▶ RECORDS FOR THE EXERCISE
-- Opening Marker --

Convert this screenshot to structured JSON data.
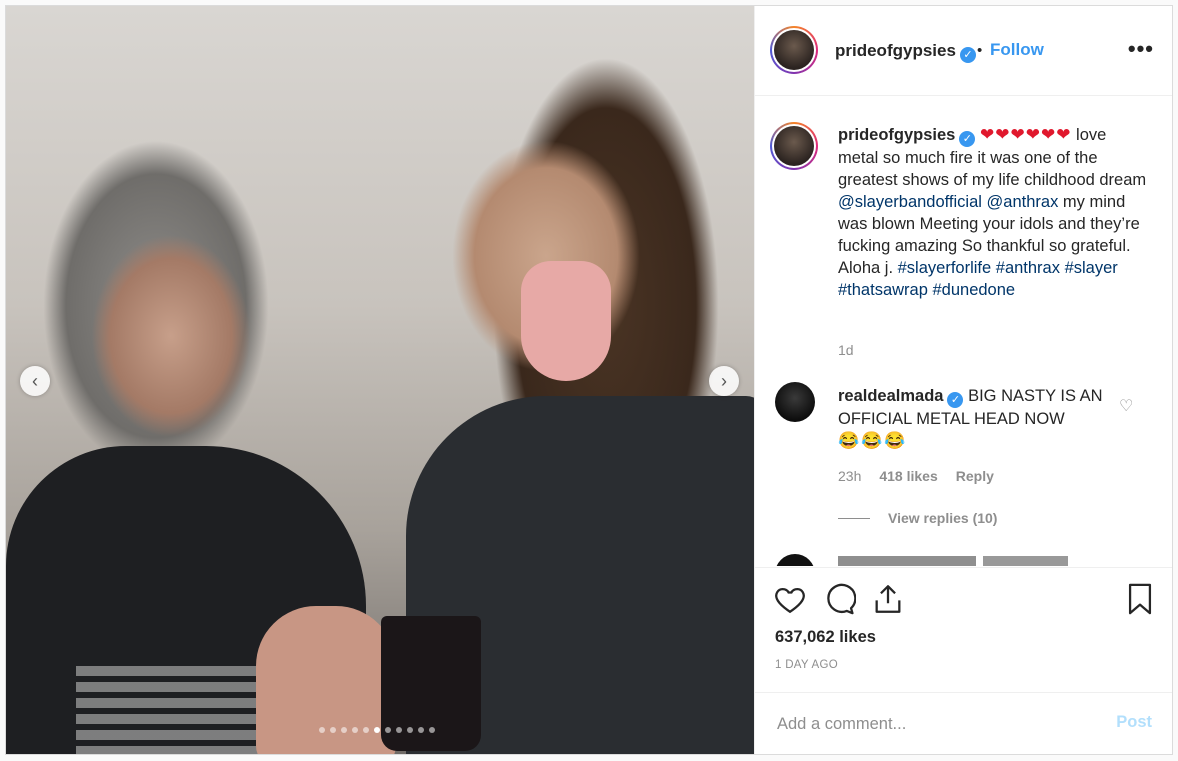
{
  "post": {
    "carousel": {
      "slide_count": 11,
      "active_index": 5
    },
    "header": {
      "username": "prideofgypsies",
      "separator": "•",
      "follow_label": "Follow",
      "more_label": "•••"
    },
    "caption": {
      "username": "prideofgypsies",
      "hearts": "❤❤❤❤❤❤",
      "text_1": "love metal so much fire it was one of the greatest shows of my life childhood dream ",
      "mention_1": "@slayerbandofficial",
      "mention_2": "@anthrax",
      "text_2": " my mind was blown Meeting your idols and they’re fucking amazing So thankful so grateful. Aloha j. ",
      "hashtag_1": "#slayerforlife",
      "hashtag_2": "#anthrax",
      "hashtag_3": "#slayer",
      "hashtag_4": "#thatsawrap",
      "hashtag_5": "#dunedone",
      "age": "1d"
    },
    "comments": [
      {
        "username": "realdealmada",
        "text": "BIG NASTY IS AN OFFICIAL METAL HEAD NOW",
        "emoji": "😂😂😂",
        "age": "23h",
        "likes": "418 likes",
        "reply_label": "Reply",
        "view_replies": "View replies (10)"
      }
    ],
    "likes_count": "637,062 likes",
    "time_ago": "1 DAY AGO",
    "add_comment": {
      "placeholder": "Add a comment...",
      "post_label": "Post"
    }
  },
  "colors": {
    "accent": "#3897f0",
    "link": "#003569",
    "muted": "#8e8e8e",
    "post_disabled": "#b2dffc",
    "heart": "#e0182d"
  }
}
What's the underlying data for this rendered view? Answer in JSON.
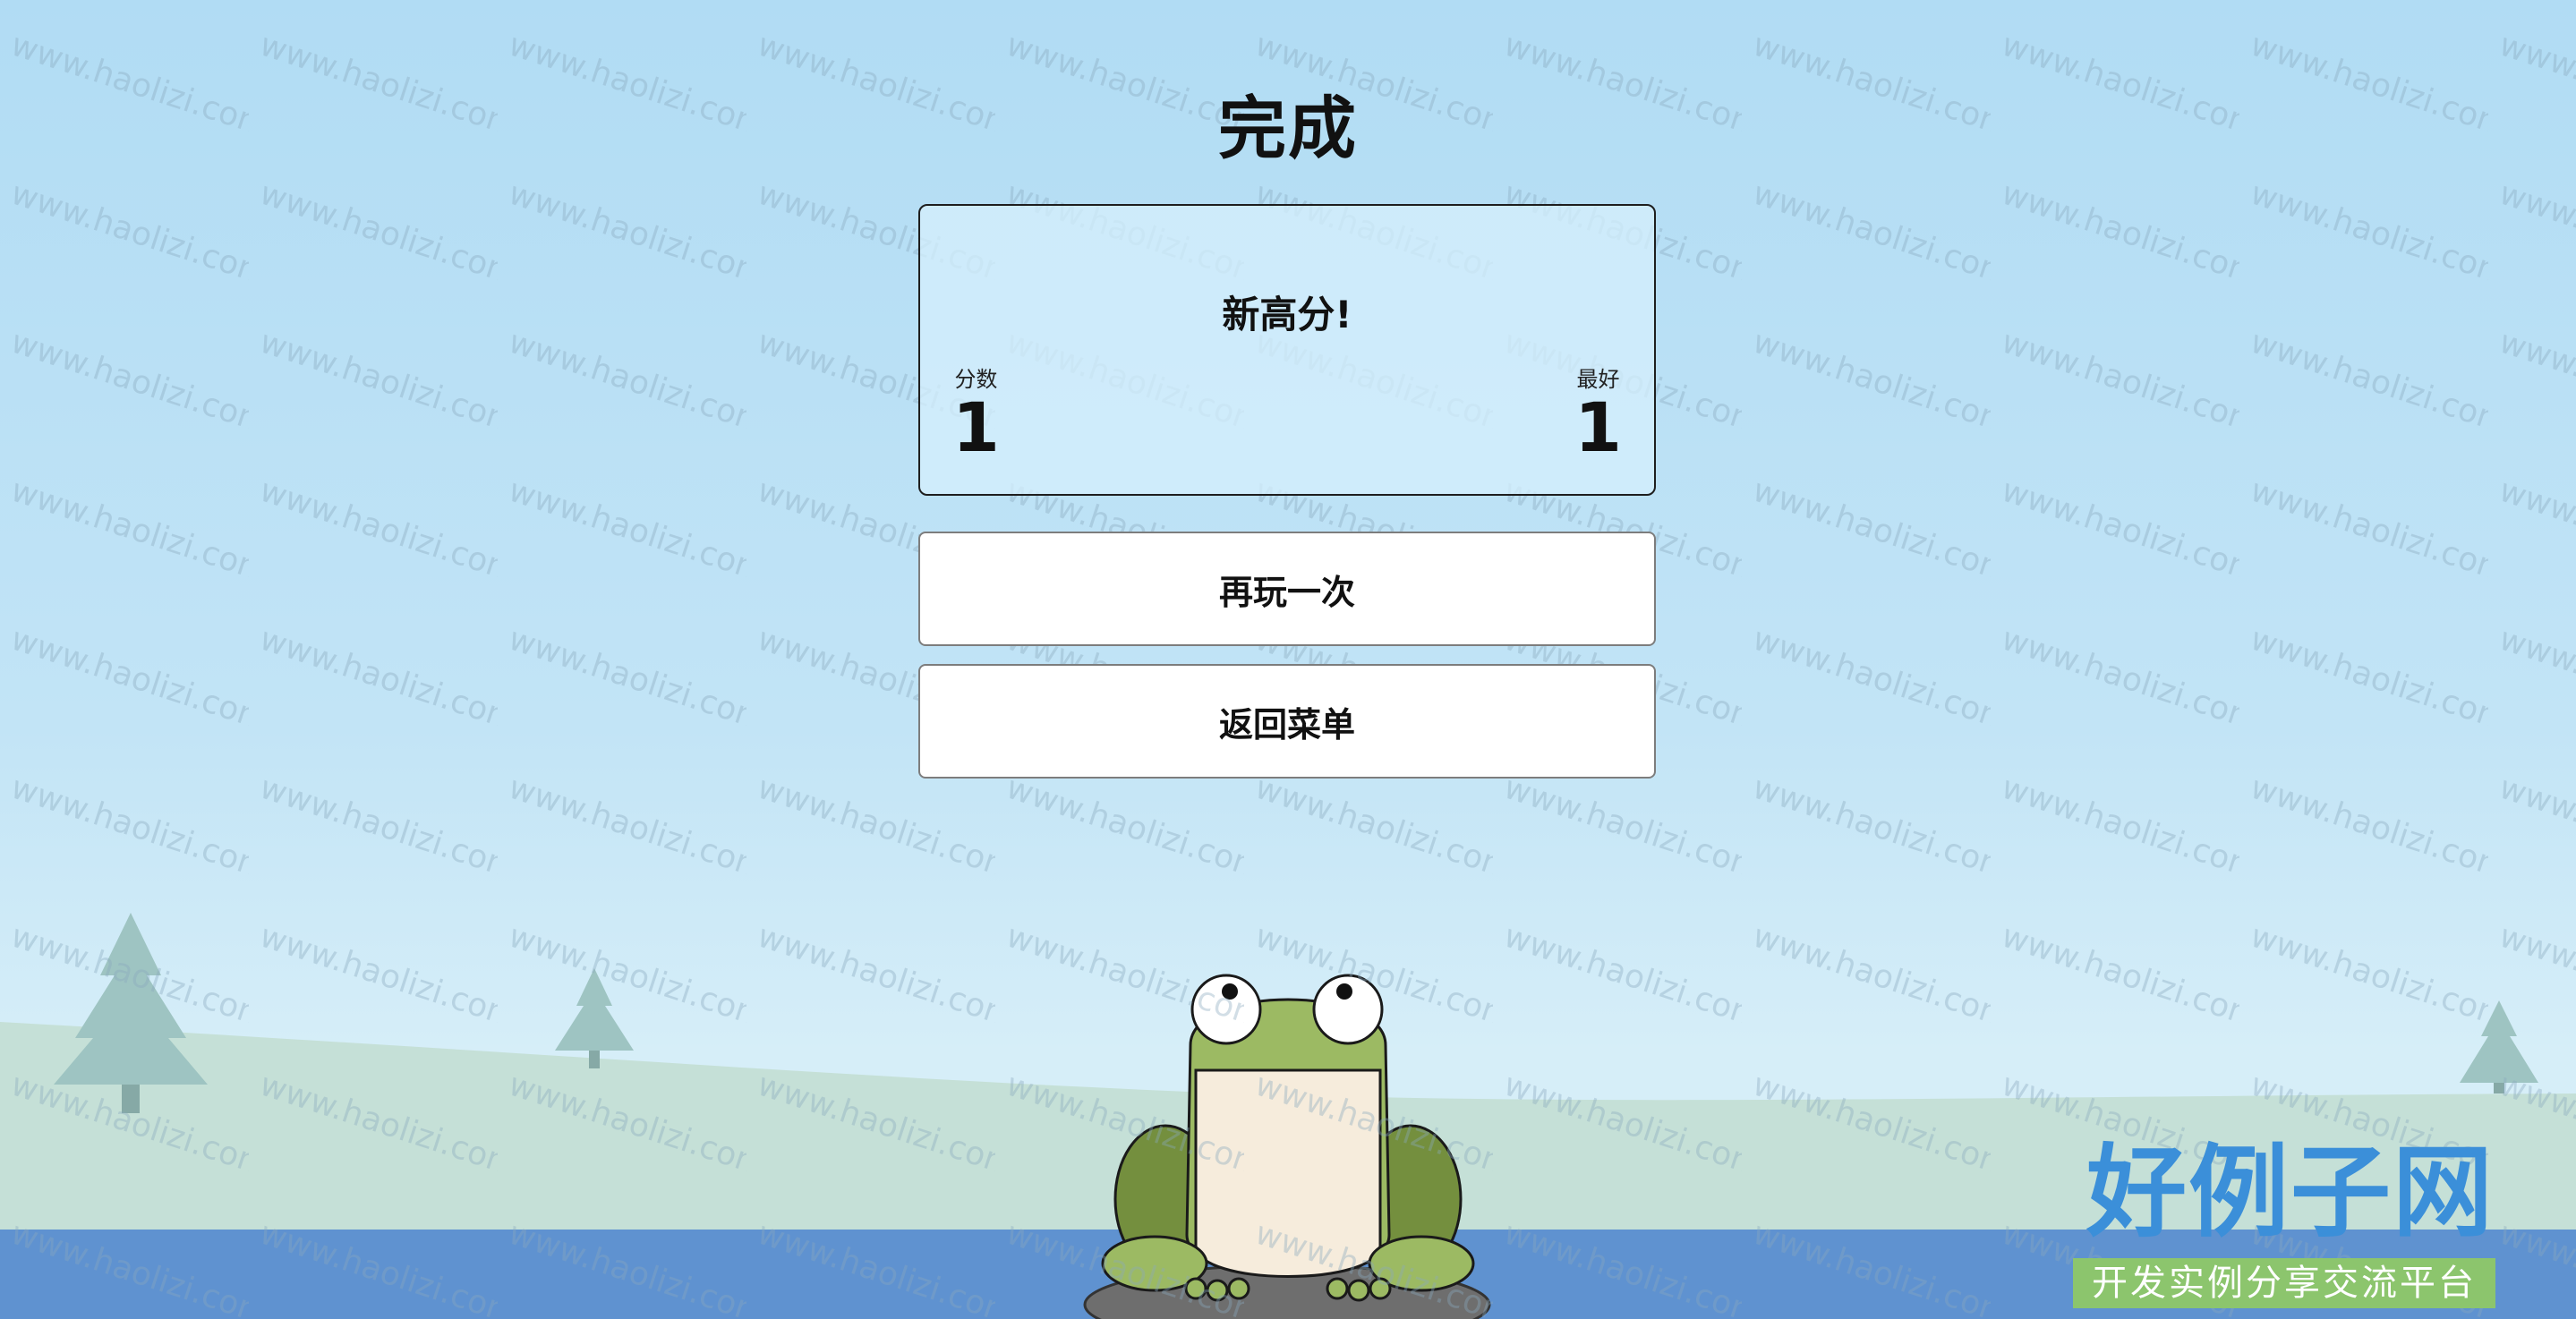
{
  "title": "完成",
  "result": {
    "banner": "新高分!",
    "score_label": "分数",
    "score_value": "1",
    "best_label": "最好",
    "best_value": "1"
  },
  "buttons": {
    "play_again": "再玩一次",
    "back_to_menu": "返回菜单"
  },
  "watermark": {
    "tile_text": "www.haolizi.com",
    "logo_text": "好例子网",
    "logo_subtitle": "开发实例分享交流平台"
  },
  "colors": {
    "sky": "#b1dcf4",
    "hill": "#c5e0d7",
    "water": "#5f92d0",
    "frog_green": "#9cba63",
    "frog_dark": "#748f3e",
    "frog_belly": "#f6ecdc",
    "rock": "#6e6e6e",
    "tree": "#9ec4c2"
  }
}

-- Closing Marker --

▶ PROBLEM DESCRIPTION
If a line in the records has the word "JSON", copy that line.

▶ TASK SOLUTION
Convert this screenshot to structured JSON data.
What's the underlying data for this rendered view? Answer in JSON.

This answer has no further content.